Biography

Ben is a postdoctoral scholar with the Natural Capital Project, a group aiming to mainstream the use of ecosystem services analysis in decision making. He serves as an economist and decision support modeler on the freshwater and terrestrial team, helping to quantify benefits and assess trade-offs using both monetary and multi-criteria approaches. His current work involves incorporating agricultural and livelihood considerations into landscape optimization, and developing and demonstrating tools and guidance to improve the treatment of uncertainty in ecosystem services modeling, land change modeling, and multi-criteria assessment. He has broader research interests in decision making under deep uncertainty, social choice processes, and sustainability issues at the intersection of environment and development. 

Ben earned a PhD in Policy Analysis from the Pardee RAND Graduate School within the RAND Corporation think tank, where he completed a dissertation modeling efficiency and equity trade-offs in groundwater markets. While at RAND, he also worked on a variety of energy and environmental issues, including the interaction of climate and development patterns on wildfire risk, and techniques for decision making under poorly characterized (“deep”) uncertainty. He also holds a BS in mathematics from Harvey Mudd College, with significant coursework in engineering as well as political and ethical philosophy.
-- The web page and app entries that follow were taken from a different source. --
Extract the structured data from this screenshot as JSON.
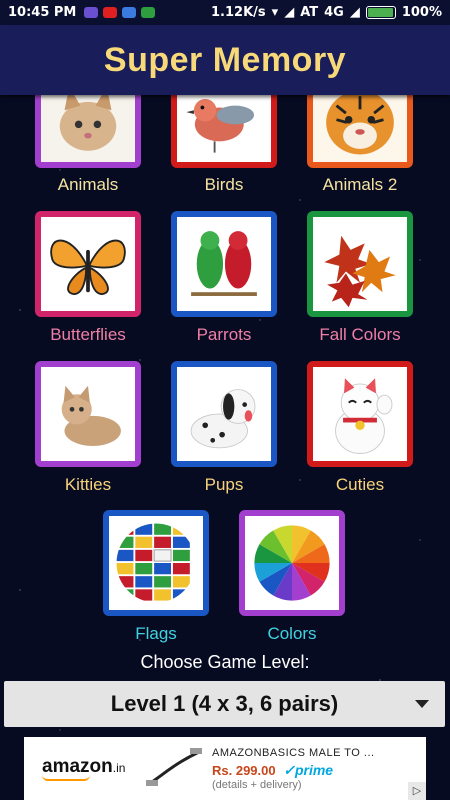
{
  "status_bar": {
    "time": "10:45 PM",
    "speed": "1.12K/s",
    "carrier": "AT",
    "network": "4G",
    "battery": "100%",
    "battery_level": 0.9
  },
  "app": {
    "title": "Super Memory"
  },
  "categories": [
    {
      "label": "Animals",
      "border": "#a33fcf",
      "label_color": "#f4e3a1"
    },
    {
      "label": "Birds",
      "border": "#d11a1a",
      "label_color": "#f4e3a1"
    },
    {
      "label": "Animals 2",
      "border": "#e8591b",
      "label_color": "#f4e3a1"
    },
    {
      "label": "Butterflies",
      "border": "#d2246a",
      "label_color": "#ef7fa6"
    },
    {
      "label": "Parrots",
      "border": "#1b57c4",
      "label_color": "#ef7fa6"
    },
    {
      "label": "Fall Colors",
      "border": "#1a9640",
      "label_color": "#ef7fa6"
    },
    {
      "label": "Kitties",
      "border": "#a33fcf",
      "label_color": "#f7d37b"
    },
    {
      "label": "Pups",
      "border": "#1b57c4",
      "label_color": "#f7d37b"
    },
    {
      "label": "Cuties",
      "border": "#d11a1a",
      "label_color": "#f7d37b"
    },
    {
      "label": "Flags",
      "border": "#1b57c4",
      "label_color": "#3fd3e0"
    },
    {
      "label": "Colors",
      "border": "#a33fcf",
      "label_color": "#3fd3e0"
    }
  ],
  "level": {
    "prompt": "Choose Game Level:",
    "selected": "Level 1 (4 x 3, 6 pairs)"
  },
  "ad": {
    "brand": "amazon",
    "brand_suffix": ".in",
    "title": "AMAZONBASICS MALE TO ...",
    "price": "Rs. 299.00",
    "prime": "prime",
    "note": "(details + delivery)"
  }
}
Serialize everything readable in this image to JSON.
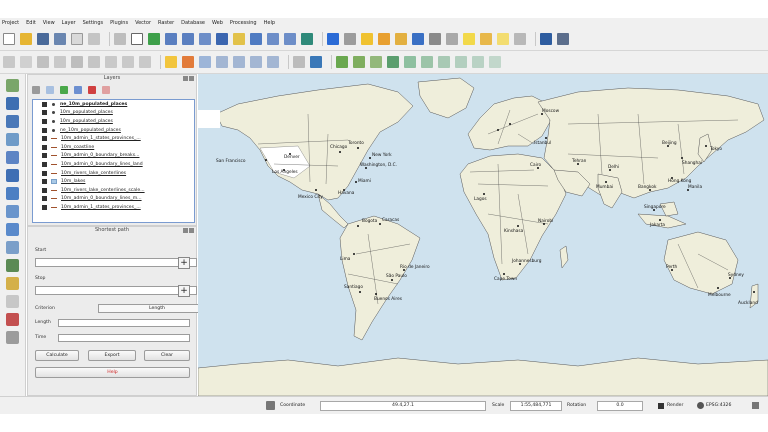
{
  "menu": [
    "Project",
    "Edit",
    "View",
    "Layer",
    "Settings",
    "Plugins",
    "Vector",
    "Raster",
    "Database",
    "Web",
    "Processing",
    "Help"
  ],
  "layers_panel": {
    "title": "Layers",
    "items": [
      {
        "name": "ne_10m_populated_places",
        "symbol": "point",
        "active": true
      },
      {
        "name": "10m_populated_places",
        "symbol": "point"
      },
      {
        "name": "10m_populated_places",
        "symbol": "point"
      },
      {
        "name": "ne_10m_populated_places",
        "symbol": "point"
      },
      {
        "name": "10m_admin_1_states_provinces_...",
        "symbol": "line"
      },
      {
        "name": "10m_coastline",
        "symbol": "line"
      },
      {
        "name": "10m_admin_0_boundary_breaks...",
        "symbol": "line"
      },
      {
        "name": "10m_admin_0_boundary_lines_land",
        "symbol": "line"
      },
      {
        "name": "10m_rivers_lake_centerlines",
        "symbol": "line"
      },
      {
        "name": "10m_lakes",
        "symbol": "poly"
      },
      {
        "name": "10m_rivers_lake_centerlines_scale...",
        "symbol": "line"
      },
      {
        "name": "10m_admin_0_boundary_lines_m...",
        "symbol": "line"
      },
      {
        "name": "10m_admin_1_states_provinces_...",
        "symbol": "line"
      }
    ]
  },
  "shortest_path": {
    "title": "Shortest path",
    "start_label": "Start",
    "stop_label": "Stop",
    "criterion_label": "Criterion",
    "criterion_value": "Length",
    "length_label": "Length",
    "time_label": "Time",
    "calculate_label": "Calculate",
    "export_label": "Export",
    "clear_label": "Clear",
    "help_label": "Help"
  },
  "map_labels": {
    "san_francisco": "San Francisco",
    "denver": "Denver",
    "los_angeles": "Los Angeles",
    "rio": "Rio de Janeiro",
    "sao_paulo": "São Paulo",
    "buenos_aires": "Buenos Aires",
    "santiago": "Santiago",
    "lima": "Lima",
    "bogota": "Bogota",
    "mexico_city": "Mexico City",
    "chicago": "Chicago",
    "toronto": "Toronto",
    "new_york": "New York",
    "washington": "Washington, D.C.",
    "miami": "Miami",
    "havana": "Havana",
    "caracas": "Caracas",
    "lagos": "Lagos",
    "kinshasa": "Kinshasa",
    "nairobi": "Nairobi",
    "johannesburg": "Johannesburg",
    "cape_town": "Cape Town",
    "cairo": "Cairo",
    "istanbul": "Istanbul",
    "moscow": "Moscow",
    "tehran": "Tehran",
    "mumbai": "Mumbai",
    "delhi": "Delhi",
    "beijing": "Beijing",
    "shanghai": "Shanghai",
    "tokyo": "Tokyo",
    "hong_kong": "Hong Kong",
    "bangkok": "Bangkok",
    "singapore": "Singapore",
    "jakarta": "Jakarta",
    "manila": "Manila",
    "sydney": "Sydney",
    "melbourne": "Melbourne",
    "perth": "Perth",
    "auckland": "Auckland"
  },
  "status": {
    "coordinate_label": "Coordinate",
    "coordinate_value": "49.4,27.1",
    "scale_label": "Scale",
    "scale_value": "1:55,484,771",
    "rotation_label": "Rotation",
    "rotation_value": "0.0",
    "render_label": "Render",
    "epsg_label": "EPSG:4326"
  },
  "colors": {
    "ocean": "#cfe2ee",
    "land": "#efeedb",
    "highlight": "#ffffff",
    "toolbar": "#f0f0f0"
  }
}
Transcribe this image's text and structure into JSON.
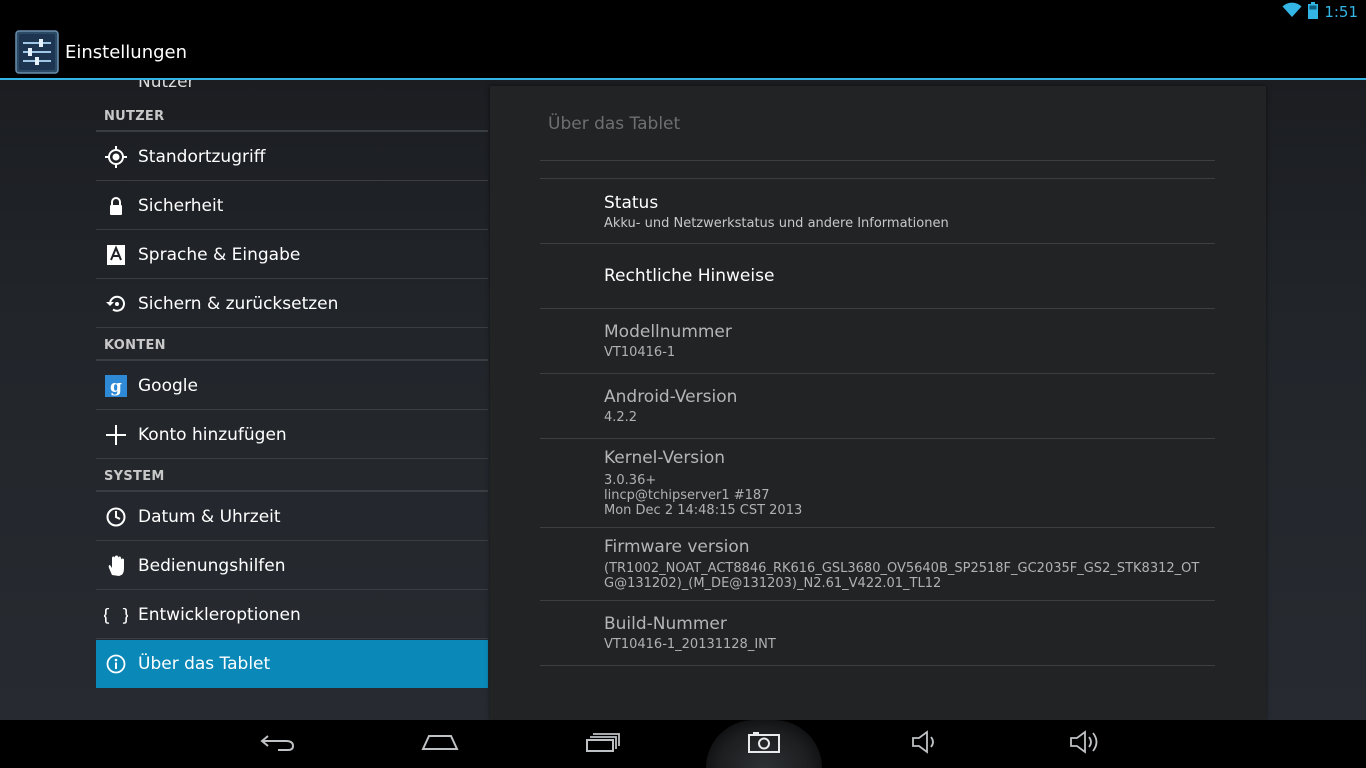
{
  "status": {
    "time": "1:51"
  },
  "app": {
    "title": "Einstellungen"
  },
  "sidebar": {
    "clipped_item": "Nutzer",
    "sections": {
      "nutzer": "NUTZER",
      "konten": "KONTEN",
      "system": "SYSTEM"
    },
    "items": [
      {
        "label": "Standortzugriff",
        "icon": "location-icon"
      },
      {
        "label": "Sicherheit",
        "icon": "lock-icon"
      },
      {
        "label": "Sprache & Eingabe",
        "icon": "language-icon"
      },
      {
        "label": "Sichern & zurücksetzen",
        "icon": "backup-restore-icon"
      },
      {
        "label": "Google",
        "icon": "google-icon"
      },
      {
        "label": "Konto hinzufügen",
        "icon": "plus-icon"
      },
      {
        "label": "Datum & Uhrzeit",
        "icon": "clock-icon"
      },
      {
        "label": "Bedienungshilfen",
        "icon": "hand-icon"
      },
      {
        "label": "Entwickleroptionen",
        "icon": "braces-icon"
      },
      {
        "label": "Über das Tablet",
        "icon": "info-icon"
      }
    ],
    "selected_index": 9
  },
  "detail": {
    "title": "Über das Tablet",
    "rows": [
      {
        "title": "Status",
        "summary": [
          "Akku- und Netzwerkstatus und andere Informationen"
        ]
      },
      {
        "title": "Rechtliche Hinweise",
        "summary": []
      },
      {
        "title": "Modellnummer",
        "summary": [
          "VT10416-1"
        ]
      },
      {
        "title": "Android-Version",
        "summary": [
          "4.2.2"
        ]
      },
      {
        "title": "Kernel-Version",
        "summary": [
          "3.0.36+",
          "lincp@tchipserver1 #187",
          "Mon Dec 2 14:48:15 CST 2013"
        ]
      },
      {
        "title": "Firmware version",
        "summary": [
          "(TR1002_NOAT_ACT8846_RK616_GSL3680_OV5640B_SP2518F_GC2035F_GS2_STK8312_OT",
          "G@131202)_(M_DE@131203)_N2.61_V422.01_TL12"
        ]
      },
      {
        "title": "Build-Nummer",
        "summary": [
          "VT10416-1_20131128_INT"
        ]
      }
    ]
  },
  "navbar": {
    "buttons": [
      "back-icon",
      "home-icon",
      "recent-apps-icon",
      "screenshot-icon",
      "volume-down-icon",
      "volume-up-icon"
    ]
  },
  "colors": {
    "accent": "#33b5e5",
    "selected": "#0a88b8"
  }
}
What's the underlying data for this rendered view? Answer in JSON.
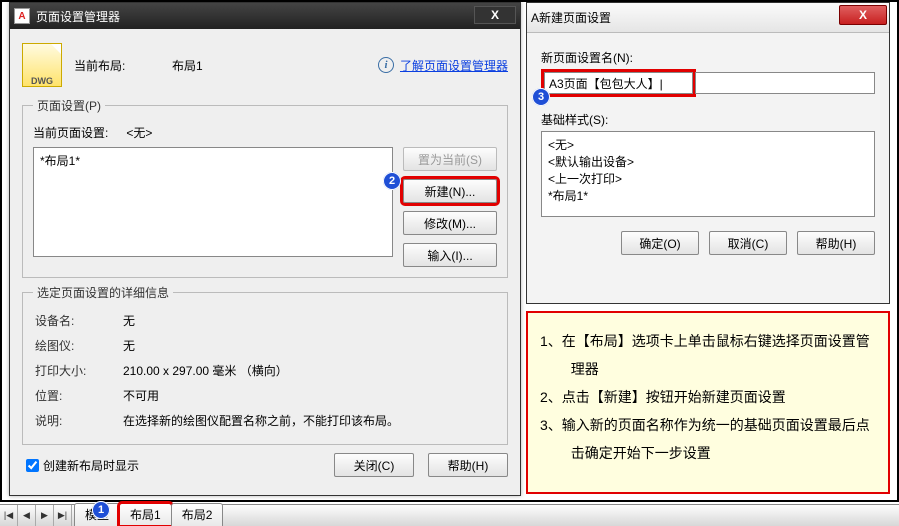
{
  "left_dialog": {
    "title": "页面设置管理器",
    "dwg_label": "DWG",
    "current_layout_label": "当前布局:",
    "current_layout_value": "布局1",
    "learn_link": "了解页面设置管理器",
    "group_title": "页面设置(P)",
    "current_setup_label": "当前页面设置:",
    "current_setup_value": "<无>",
    "list_items": [
      "*布局1*"
    ],
    "btn_setcurrent": "置为当前(S)",
    "btn_new": "新建(N)...",
    "btn_modify": "修改(M)...",
    "btn_import": "输入(I)...",
    "details_title": "选定页面设置的详细信息",
    "details": {
      "device_label": "设备名:",
      "device_value": "无",
      "plotter_label": "绘图仪:",
      "plotter_value": "无",
      "size_label": "打印大小:",
      "size_value": "210.00 x 297.00 毫米 （横向）",
      "location_label": "位置:",
      "location_value": "不可用",
      "desc_label": "说明:",
      "desc_value": "在选择新的绘图仪配置名称之前，不能打印该布局。"
    },
    "checkbox_label": "创建新布局时显示",
    "btn_close": "关闭(C)",
    "btn_help": "帮助(H)"
  },
  "right_dialog": {
    "title": "新建页面设置",
    "name_label": "新页面设置名(N):",
    "name_value": "A3页面【包包大人】|",
    "base_label": "基础样式(S):",
    "base_items": [
      "<无>",
      "<默认输出设备>",
      "<上一次打印>",
      "*布局1*"
    ],
    "btn_ok": "确定(O)",
    "btn_cancel": "取消(C)",
    "btn_help": "帮助(H)"
  },
  "instructions": {
    "line1": "1、在【布局】选项卡上单击鼠标右键选择页面设置管理器",
    "line2": "2、点击【新建】按钮开始新建页面设置",
    "line3": "3、输入新的页面名称作为统一的基础页面设置最后点击确定开始下一步设置"
  },
  "tabs": {
    "model": "模型",
    "layout1": "布局1",
    "layout2": "布局2"
  },
  "markers": {
    "m1": "1",
    "m2": "2",
    "m3": "3"
  },
  "glyphs": {
    "close_x": "X",
    "info": "i",
    "app": "A",
    "nav_first": "|◀",
    "nav_prev": "◀",
    "nav_next": "▶",
    "nav_last": "▶|"
  }
}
Immediately prior to joining NatCap, he was a country economist examining program design and conducting cost-benefit analyses for large grants made by the Millennium Challenge Corporation, a US government international development agency.